Lord Mengchang, personal name Tian Wen, Gui Wen, or Xue Wen, served as prime minister in the eastern state of Qi during the Warring States Period. He was born in a noble family of Counselor-in-chief, where had been forty sons already. His father Tian Ying, almost abandoned Tian Wen, however, his mother saved him. After father’s death, Tian Wen inherited his position (McKay). The Warring States Period (475 BC – 221 BC) was a time when smaller states were united by regional warlords. Seven major states had risen to prominence – the Qi, Chu, Yan, Han, Zhao, Wei and Qin. By 221 Qin conquered all the rest sates and completed the unification of China.

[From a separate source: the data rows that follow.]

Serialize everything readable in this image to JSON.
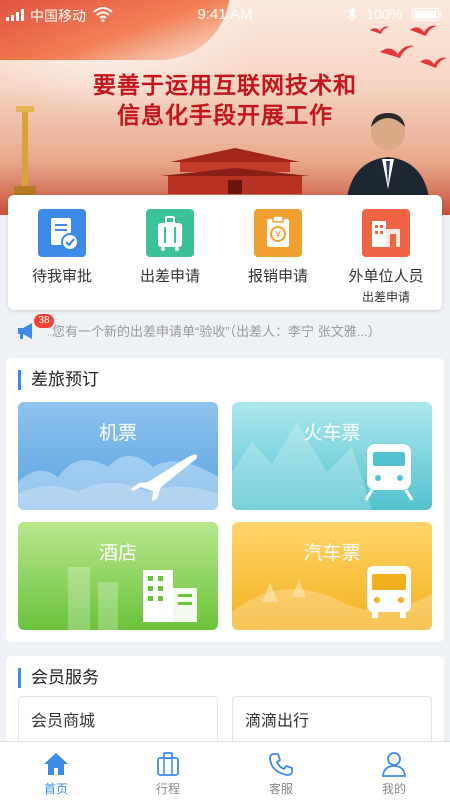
{
  "status_bar": {
    "carrier": "中国移动",
    "time": "9:41 AM",
    "battery": "100%"
  },
  "banner": {
    "line1": "要善于运用互联网技术和",
    "line2": "信息化手段开展工作"
  },
  "quick_actions": [
    {
      "label": "待我审批",
      "sub": "",
      "icon": "approval-icon",
      "color": "#3d8be8"
    },
    {
      "label": "出差申请",
      "sub": "",
      "icon": "luggage-icon",
      "color": "#3cc29a"
    },
    {
      "label": "报销申请",
      "sub": "",
      "icon": "reimburse-icon",
      "color": "#f0a030"
    },
    {
      "label": "外单位人员",
      "sub": "出差申请",
      "icon": "building-icon",
      "color": "#f06446"
    }
  ],
  "notice": {
    "badge": "38",
    "text": "您有一个新的出差申请单“验收”（出差人：李宁 张文雅...）"
  },
  "travel": {
    "title": "差旅预订",
    "tiles": {
      "flight": "机票",
      "train": "火车票",
      "hotel": "酒店",
      "bus": "汽车票"
    }
  },
  "member": {
    "title": "会员服务",
    "cards": [
      "会员商城",
      "滴滴出行"
    ]
  },
  "tabs": [
    {
      "label": "首页",
      "icon": "home-icon",
      "active": true
    },
    {
      "label": "行程",
      "icon": "trip-icon",
      "active": false
    },
    {
      "label": "客服",
      "icon": "phone-icon",
      "active": false
    },
    {
      "label": "我的",
      "icon": "user-icon",
      "active": false
    }
  ]
}
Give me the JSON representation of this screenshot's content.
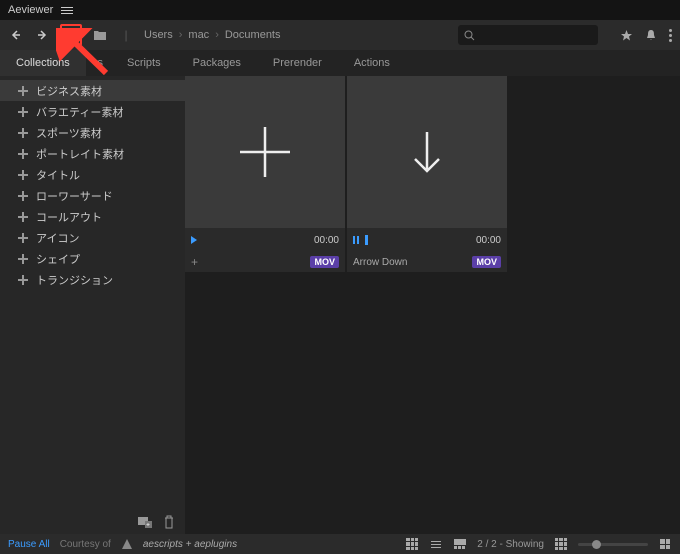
{
  "app": {
    "title": "Aeviewer"
  },
  "breadcrumb": [
    "Users",
    "mac",
    "Documents"
  ],
  "search": {
    "placeholder": ""
  },
  "tabs": [
    {
      "label": "Collections",
      "active": true
    },
    {
      "label": "rs",
      "active": false
    },
    {
      "label": "Scripts",
      "active": false
    },
    {
      "label": "Packages",
      "active": false
    },
    {
      "label": "Prerender",
      "active": false
    },
    {
      "label": "Actions",
      "active": false
    }
  ],
  "sidebar": {
    "items": [
      {
        "label": "ビジネス素材",
        "selected": true
      },
      {
        "label": "バラエティー素材",
        "selected": false
      },
      {
        "label": "スポーツ素材",
        "selected": false
      },
      {
        "label": "ポートレイト素材",
        "selected": false
      },
      {
        "label": "タイトル",
        "selected": false
      },
      {
        "label": "ローワーサード",
        "selected": false
      },
      {
        "label": "コールアウト",
        "selected": false
      },
      {
        "label": "アイコン",
        "selected": false
      },
      {
        "label": "シェイプ",
        "selected": false
      },
      {
        "label": "トランジション",
        "selected": false
      }
    ]
  },
  "files": [
    {
      "symbol": "plus",
      "name": "+",
      "time": "00:00",
      "badge": "MOV",
      "state": "play"
    },
    {
      "symbol": "arrow-down",
      "name": "Arrow Down",
      "time": "00:00",
      "badge": "MOV",
      "state": "pause"
    }
  ],
  "footer": {
    "pause": "Pause All",
    "courtesy": "Courtesy of",
    "logo": "aescripts + aeplugins",
    "status": "2 / 2 - Showing"
  }
}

King Min of the Qi state made Lord Mengchang his prime minister in 300 BC. Mengchang persuaded the rulers of the Han, Wei, Zhao, and Chu states to unite in an alliance against a common enemy of the Qin. The Qin did not last long and had to join the coalition. By 295 BC, Mengchang was a dominant personality in China and the Qi major power. He defeated the Qin once more and then inflected defeats to other kingdoms. However, Mengchang fell into disgrace. Then he assumed command in the Wei state and formed a new alliance against the Qi. In 285 BC the joint armies of the Wei, Qin, Zhao, and Yan destroyed the Qi (Keko). Thus, he twice influenced the course of the war. Moreover, Lord Mengchand was famous for the great respect and generosity he treated his retainers. Thousand people found room and food in Mengchang’s mansion regardless of their background and skills. He died in the Wei, respected for his intelligence and kindness.